# Task to complete
Quote, word for word, every line starting at the line that contains "Decode this image" and ending with the last line of the records; include both of these lines and no others.

# Records for this task

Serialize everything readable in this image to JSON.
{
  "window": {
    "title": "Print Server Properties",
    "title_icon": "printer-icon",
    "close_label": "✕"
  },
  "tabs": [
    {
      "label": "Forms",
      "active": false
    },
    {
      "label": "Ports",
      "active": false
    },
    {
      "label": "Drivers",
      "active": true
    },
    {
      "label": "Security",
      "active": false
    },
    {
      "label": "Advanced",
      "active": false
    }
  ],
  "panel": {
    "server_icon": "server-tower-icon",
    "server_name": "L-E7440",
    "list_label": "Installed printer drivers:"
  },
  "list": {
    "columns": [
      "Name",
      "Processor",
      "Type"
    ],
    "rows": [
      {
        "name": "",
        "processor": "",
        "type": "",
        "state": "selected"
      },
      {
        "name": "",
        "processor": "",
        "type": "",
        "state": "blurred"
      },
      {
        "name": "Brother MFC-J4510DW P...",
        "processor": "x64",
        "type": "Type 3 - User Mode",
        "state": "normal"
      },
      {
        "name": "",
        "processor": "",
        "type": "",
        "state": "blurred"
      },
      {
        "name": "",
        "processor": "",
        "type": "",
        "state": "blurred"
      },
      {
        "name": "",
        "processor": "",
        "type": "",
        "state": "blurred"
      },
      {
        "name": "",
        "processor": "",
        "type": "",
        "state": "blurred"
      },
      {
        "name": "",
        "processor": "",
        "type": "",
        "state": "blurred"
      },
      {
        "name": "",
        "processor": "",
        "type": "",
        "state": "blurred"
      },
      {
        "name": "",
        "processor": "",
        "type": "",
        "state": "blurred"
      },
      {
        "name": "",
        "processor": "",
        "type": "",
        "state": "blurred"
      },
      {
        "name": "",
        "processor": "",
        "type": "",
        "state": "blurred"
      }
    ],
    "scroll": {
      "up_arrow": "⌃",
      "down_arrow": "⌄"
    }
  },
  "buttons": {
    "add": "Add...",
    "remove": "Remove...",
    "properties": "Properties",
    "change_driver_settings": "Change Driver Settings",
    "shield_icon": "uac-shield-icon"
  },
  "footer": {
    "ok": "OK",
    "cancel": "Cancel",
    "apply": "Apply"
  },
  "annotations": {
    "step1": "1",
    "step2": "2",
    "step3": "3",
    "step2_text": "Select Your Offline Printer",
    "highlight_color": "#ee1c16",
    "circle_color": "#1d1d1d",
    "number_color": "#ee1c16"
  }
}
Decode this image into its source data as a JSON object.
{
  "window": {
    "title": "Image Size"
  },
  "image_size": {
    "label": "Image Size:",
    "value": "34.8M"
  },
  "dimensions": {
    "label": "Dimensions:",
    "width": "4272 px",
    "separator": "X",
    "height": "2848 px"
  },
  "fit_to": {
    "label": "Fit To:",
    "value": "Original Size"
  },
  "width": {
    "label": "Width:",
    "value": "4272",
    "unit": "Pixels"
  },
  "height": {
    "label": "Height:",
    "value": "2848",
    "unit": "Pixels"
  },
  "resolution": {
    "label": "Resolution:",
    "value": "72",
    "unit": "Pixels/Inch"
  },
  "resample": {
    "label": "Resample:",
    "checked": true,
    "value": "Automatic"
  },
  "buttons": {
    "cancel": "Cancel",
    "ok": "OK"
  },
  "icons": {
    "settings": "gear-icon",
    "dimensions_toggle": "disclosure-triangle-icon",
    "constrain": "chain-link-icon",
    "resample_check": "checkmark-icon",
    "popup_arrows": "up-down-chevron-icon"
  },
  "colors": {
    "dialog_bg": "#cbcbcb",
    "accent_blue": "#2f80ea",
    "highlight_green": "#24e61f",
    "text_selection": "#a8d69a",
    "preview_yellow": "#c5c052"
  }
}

# Answer section
Decode this image into its source data as a JSON object.
{
  "window": {
    "title": "Image Size"
  },
  "image_size": {
    "label": "Image Size:",
    "value": "34.8M"
  },
  "dimensions": {
    "label": "Dimensions:",
    "width": "4272 px",
    "separator": "X",
    "height": "2848 px"
  },
  "fit_to": {
    "label": "Fit To:",
    "value": "Original Size"
  },
  "width": {
    "label": "Width:",
    "value": "4272",
    "unit": "Pixels"
  },
  "height": {
    "label": "Height:",
    "value": "2848",
    "unit": "Pixels"
  },
  "resolution": {
    "label": "Resolution:",
    "value": "72",
    "unit": "Pixels/Inch"
  },
  "resample": {
    "label": "Resample:",
    "checked": true,
    "value": "Automatic"
  },
  "buttons": {
    "cancel": "Cancel",
    "ok": "OK"
  },
  "icons": {
    "settings": "gear-icon",
    "dimensions_toggle": "disclosure-triangle-icon",
    "constrain": "chain-link-icon",
    "resample_check": "checkmark-icon",
    "popup_arrows": "up-down-chevron-icon"
  },
  "colors": {
    "dialog_bg": "#cbcbcb",
    "accent_blue": "#2f80ea",
    "highlight_green": "#24e61f",
    "text_selection": "#a8d69a",
    "preview_yellow": "#c5c052"
  }
}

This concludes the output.